Addis Ababa (Agencies): The crew of an Ethiopian Airlines plane that crashed last month, killing at least 157 people on board, repeatedly followed procedures recommended by Boeing, but were unable to regain control of the jet, Transport Minister Dagmawit Moges has said.
Moges made the announcement at a press conference on Thursday as she unveiled the results of the preliminary probe into the crash.
"The crew performed all the procedures repeatedly provided by the manufacturer but was not able to control the aircraft," Dagmawit said, citing data from the Boeing 737 MAX 8's recorders.
She said the report recommends "the aircraft flight control system shall be reviewed by the manufacturer."
"Aviation authorities shall verify that the review of the aircraft flight control system has been adequately addressed by the manufacturer before the release of the aircraft for operations".
Dagmawit did not make specific reference to the automatic anti-stalling system which has been implicated in the crash, but did mention a "repetitive nose-down" movement of the aircraft.
The Maneuvering Characteristics Augmentation System (MCAS) is designed to automatically lower the aircraft's nose if it detects a stall or loss of airspeed.
David Learmount, consulting editor for Flight Global, told Al Jazeera it was not clear what triggered the nose-down, but said that "the crew reacted quite correctly by carrying out a drill that has been prescribed if this occurs and isolated this system that was trying to push the nose down."

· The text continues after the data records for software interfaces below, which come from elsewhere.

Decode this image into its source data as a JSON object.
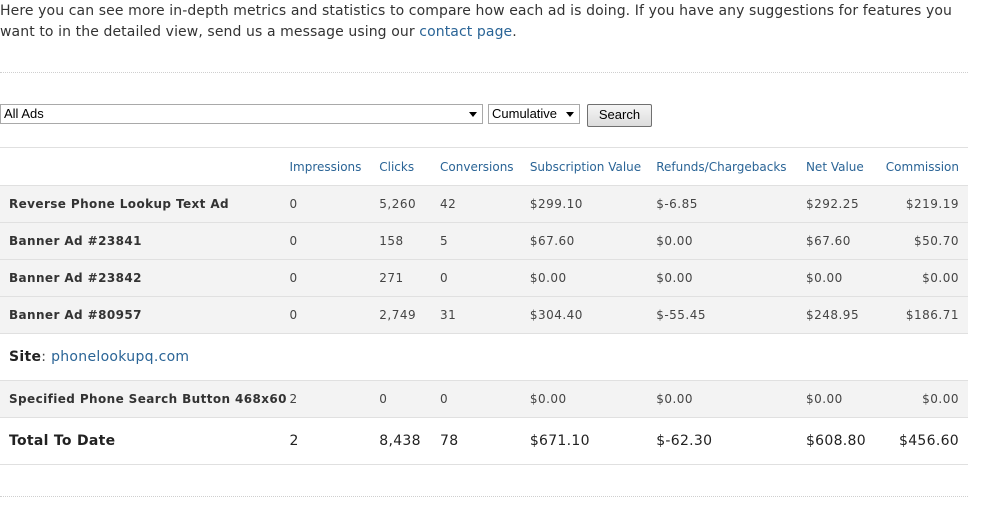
{
  "intro": {
    "text_before_link": "Here you can see more in-depth metrics and statistics to compare how each ad is doing. If you have any suggestions for features you want to in the detailed view, send us a message using our ",
    "link_text": "contact page",
    "text_after_link": "."
  },
  "filters": {
    "ad_select_value": "All Ads",
    "period_select_value": "Cumulative",
    "search_button_label": "Search"
  },
  "table": {
    "headers": {
      "name": "",
      "impressions": "Impressions",
      "clicks": "Clicks",
      "conversions": "Conversions",
      "subscription_value": "Subscription Value",
      "refunds": "Refunds/Chargebacks",
      "net_value": "Net Value",
      "commission": "Commission"
    },
    "rows": [
      {
        "name": "Reverse Phone Lookup Text Ad",
        "impressions": "0",
        "clicks": "5,260",
        "conversions": "42",
        "subscription_value": "$299.10",
        "refunds": "$-6.85",
        "net_value": "$292.25",
        "commission": "$219.19"
      },
      {
        "name": "Banner Ad #23841",
        "impressions": "0",
        "clicks": "158",
        "conversions": "5",
        "subscription_value": "$67.60",
        "refunds": "$0.00",
        "net_value": "$67.60",
        "commission": "$50.70"
      },
      {
        "name": "Banner Ad #23842",
        "impressions": "0",
        "clicks": "271",
        "conversions": "0",
        "subscription_value": "$0.00",
        "refunds": "$0.00",
        "net_value": "$0.00",
        "commission": "$0.00"
      },
      {
        "name": "Banner Ad #80957",
        "impressions": "0",
        "clicks": "2,749",
        "conversions": "31",
        "subscription_value": "$304.40",
        "refunds": "$-55.45",
        "net_value": "$248.95",
        "commission": "$186.71"
      }
    ],
    "site": {
      "label": "Site",
      "separator": ": ",
      "link": "phonelookupq.com"
    },
    "site_rows": [
      {
        "name": "Specified Phone Search Button 468x60",
        "impressions": "2",
        "clicks": "0",
        "conversions": "0",
        "subscription_value": "$0.00",
        "refunds": "$0.00",
        "net_value": "$0.00",
        "commission": "$0.00"
      }
    ],
    "total": {
      "name": "Total To Date",
      "impressions": "2",
      "clicks": "8,438",
      "conversions": "78",
      "subscription_value": "$671.10",
      "refunds": "$-62.30",
      "net_value": "$608.80",
      "commission": "$456.60"
    }
  }
}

"But having done that, they then found that one of the control systems that they have for pulling the nose back up again simply wouldn't perform for them," he added, speaking from London.